(Task input begins)
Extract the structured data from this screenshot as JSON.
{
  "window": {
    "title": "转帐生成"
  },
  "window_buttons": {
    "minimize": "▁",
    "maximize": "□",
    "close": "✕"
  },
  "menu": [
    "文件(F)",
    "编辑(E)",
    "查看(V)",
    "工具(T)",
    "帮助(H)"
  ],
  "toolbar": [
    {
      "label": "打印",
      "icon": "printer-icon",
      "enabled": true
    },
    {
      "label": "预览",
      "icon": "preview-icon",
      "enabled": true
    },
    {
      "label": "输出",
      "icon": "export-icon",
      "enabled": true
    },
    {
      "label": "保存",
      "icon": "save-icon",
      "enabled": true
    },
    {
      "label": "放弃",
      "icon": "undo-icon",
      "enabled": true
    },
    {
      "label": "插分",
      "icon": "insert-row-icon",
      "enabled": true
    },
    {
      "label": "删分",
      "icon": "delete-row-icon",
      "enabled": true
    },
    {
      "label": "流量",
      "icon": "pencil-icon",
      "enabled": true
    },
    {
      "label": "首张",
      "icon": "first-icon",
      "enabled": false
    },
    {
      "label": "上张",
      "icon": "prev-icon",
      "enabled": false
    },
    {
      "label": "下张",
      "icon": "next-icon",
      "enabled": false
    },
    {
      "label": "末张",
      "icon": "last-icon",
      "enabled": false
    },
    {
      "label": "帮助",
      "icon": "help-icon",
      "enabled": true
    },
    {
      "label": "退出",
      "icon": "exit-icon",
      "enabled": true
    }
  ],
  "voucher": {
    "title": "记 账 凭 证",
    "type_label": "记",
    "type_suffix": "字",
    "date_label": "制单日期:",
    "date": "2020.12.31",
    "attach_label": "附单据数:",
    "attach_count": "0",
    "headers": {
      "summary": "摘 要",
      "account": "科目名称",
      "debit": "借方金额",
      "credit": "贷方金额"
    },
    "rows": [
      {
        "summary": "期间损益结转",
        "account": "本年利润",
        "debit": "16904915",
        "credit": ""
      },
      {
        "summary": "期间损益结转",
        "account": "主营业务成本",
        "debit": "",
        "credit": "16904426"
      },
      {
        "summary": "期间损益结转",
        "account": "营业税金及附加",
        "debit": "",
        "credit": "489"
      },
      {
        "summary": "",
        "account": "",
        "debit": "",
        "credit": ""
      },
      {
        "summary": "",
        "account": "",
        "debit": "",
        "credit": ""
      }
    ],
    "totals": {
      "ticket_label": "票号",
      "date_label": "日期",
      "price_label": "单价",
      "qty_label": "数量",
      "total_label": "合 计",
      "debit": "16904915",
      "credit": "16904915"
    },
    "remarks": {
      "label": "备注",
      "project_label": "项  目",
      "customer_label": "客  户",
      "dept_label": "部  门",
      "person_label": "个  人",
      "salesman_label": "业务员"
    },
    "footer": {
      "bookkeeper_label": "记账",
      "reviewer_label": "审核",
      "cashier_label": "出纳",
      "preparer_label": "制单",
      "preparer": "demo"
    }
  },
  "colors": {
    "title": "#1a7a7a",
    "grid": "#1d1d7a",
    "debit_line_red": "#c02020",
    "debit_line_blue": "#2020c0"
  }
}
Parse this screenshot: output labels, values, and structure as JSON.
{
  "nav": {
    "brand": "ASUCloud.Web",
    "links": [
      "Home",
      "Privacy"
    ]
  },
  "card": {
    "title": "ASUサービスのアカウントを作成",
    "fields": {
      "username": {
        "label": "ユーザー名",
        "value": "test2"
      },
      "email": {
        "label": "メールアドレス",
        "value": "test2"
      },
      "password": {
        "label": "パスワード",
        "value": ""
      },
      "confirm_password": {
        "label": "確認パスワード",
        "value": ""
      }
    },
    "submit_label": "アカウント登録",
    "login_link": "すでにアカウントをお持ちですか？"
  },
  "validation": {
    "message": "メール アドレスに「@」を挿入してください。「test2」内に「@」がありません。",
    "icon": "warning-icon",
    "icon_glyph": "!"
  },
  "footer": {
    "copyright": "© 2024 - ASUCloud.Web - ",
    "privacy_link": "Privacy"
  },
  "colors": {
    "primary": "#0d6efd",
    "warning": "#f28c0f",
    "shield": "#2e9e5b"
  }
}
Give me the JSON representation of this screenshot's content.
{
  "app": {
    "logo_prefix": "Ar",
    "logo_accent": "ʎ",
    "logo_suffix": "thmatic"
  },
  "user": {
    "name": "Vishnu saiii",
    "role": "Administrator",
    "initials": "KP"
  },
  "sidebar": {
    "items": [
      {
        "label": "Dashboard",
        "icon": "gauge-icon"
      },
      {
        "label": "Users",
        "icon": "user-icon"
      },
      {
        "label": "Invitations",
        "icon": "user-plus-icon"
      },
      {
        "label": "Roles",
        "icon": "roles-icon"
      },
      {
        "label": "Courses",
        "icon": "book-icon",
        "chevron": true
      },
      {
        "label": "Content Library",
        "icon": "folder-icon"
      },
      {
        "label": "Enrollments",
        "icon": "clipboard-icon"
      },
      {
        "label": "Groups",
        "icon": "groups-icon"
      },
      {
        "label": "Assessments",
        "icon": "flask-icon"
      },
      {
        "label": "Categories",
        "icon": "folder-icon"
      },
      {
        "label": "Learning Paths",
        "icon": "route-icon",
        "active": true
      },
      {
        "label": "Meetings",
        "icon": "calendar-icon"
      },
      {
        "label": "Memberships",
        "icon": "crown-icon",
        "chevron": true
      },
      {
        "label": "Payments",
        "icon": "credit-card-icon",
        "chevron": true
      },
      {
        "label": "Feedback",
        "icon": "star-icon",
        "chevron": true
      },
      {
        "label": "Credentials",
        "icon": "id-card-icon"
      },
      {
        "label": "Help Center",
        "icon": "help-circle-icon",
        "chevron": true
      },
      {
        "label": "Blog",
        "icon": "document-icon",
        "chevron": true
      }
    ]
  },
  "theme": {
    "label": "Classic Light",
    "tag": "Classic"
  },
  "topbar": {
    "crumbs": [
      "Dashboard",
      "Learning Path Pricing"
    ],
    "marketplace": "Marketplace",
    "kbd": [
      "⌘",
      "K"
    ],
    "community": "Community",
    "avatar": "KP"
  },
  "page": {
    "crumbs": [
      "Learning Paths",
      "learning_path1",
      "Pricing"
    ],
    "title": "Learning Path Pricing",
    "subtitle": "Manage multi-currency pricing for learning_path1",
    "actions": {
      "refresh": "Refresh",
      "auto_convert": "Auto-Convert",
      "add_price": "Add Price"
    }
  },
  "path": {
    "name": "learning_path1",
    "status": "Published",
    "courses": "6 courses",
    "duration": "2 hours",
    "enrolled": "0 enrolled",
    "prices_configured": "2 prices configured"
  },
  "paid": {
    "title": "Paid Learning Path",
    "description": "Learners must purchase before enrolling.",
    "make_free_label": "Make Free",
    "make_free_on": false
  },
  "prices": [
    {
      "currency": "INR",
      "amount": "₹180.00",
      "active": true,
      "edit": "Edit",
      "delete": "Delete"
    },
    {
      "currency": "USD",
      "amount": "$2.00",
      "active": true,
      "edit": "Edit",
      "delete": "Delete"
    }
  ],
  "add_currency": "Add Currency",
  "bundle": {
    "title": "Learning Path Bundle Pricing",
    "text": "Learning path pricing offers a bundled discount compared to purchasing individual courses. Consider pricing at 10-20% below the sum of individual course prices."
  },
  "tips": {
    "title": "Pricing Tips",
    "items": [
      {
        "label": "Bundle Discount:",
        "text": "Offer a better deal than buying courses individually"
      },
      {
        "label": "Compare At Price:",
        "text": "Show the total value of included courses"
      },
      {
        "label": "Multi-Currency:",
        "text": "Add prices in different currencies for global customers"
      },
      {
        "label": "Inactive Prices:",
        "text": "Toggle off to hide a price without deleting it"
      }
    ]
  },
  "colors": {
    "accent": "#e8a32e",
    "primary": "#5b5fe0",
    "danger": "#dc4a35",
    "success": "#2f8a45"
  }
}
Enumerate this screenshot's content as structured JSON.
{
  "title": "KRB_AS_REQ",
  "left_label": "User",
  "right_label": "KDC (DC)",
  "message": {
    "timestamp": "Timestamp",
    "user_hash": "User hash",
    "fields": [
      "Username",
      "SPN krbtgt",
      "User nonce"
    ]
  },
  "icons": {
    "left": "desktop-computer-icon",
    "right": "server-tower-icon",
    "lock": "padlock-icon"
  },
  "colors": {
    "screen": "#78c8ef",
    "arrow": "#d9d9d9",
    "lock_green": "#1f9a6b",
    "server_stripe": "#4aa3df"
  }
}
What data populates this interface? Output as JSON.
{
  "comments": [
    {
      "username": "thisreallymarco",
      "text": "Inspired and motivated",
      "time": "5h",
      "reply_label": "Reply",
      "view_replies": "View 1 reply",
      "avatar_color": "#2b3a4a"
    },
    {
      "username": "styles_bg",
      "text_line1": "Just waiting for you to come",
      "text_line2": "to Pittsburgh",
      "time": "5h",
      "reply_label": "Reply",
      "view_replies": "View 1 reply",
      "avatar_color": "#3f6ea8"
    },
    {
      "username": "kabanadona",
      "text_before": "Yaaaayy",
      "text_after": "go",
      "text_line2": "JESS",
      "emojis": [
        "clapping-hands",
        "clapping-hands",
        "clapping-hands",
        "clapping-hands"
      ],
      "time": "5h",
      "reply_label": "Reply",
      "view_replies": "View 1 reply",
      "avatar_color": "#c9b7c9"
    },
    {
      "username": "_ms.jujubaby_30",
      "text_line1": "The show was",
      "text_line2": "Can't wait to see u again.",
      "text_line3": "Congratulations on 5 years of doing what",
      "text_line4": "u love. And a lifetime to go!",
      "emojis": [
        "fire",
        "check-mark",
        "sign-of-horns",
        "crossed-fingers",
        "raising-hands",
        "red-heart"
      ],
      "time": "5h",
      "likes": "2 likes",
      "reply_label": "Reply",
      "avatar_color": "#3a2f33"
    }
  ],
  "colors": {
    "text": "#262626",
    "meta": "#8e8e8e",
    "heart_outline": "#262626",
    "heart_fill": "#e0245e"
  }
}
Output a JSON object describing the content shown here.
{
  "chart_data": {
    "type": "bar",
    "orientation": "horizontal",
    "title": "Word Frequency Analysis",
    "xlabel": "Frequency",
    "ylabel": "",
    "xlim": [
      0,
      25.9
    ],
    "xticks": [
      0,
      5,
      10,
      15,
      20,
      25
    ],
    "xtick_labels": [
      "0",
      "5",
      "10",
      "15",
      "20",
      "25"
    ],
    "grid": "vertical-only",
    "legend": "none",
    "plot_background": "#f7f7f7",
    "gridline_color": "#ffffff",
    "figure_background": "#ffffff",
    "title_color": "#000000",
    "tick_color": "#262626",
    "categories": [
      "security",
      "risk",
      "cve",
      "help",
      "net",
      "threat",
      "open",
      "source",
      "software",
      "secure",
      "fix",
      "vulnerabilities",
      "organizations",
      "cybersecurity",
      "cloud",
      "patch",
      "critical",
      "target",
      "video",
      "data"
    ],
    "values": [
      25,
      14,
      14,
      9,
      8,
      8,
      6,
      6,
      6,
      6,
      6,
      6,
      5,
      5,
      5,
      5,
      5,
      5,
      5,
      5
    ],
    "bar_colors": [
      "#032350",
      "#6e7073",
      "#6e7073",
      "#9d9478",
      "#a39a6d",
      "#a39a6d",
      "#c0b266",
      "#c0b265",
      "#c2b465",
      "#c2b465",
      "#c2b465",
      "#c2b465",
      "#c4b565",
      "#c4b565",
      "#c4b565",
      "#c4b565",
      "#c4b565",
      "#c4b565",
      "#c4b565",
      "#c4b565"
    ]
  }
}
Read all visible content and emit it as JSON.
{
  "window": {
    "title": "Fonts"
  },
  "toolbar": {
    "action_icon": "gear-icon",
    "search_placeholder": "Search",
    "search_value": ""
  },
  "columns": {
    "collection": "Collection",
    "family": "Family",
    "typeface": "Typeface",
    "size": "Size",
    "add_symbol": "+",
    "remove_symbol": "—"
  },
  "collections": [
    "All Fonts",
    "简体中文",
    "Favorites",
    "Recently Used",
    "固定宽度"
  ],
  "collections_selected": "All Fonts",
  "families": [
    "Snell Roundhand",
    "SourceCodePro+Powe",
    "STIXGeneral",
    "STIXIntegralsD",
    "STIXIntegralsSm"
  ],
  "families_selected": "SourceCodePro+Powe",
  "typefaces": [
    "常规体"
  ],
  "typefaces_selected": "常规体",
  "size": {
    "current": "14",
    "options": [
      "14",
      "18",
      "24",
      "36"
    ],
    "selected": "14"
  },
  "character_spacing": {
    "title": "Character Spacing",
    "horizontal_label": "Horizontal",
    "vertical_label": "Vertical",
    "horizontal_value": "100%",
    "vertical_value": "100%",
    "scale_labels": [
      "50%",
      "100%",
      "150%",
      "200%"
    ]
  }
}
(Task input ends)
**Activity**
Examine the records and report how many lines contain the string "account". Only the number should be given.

**Solution for this task**
6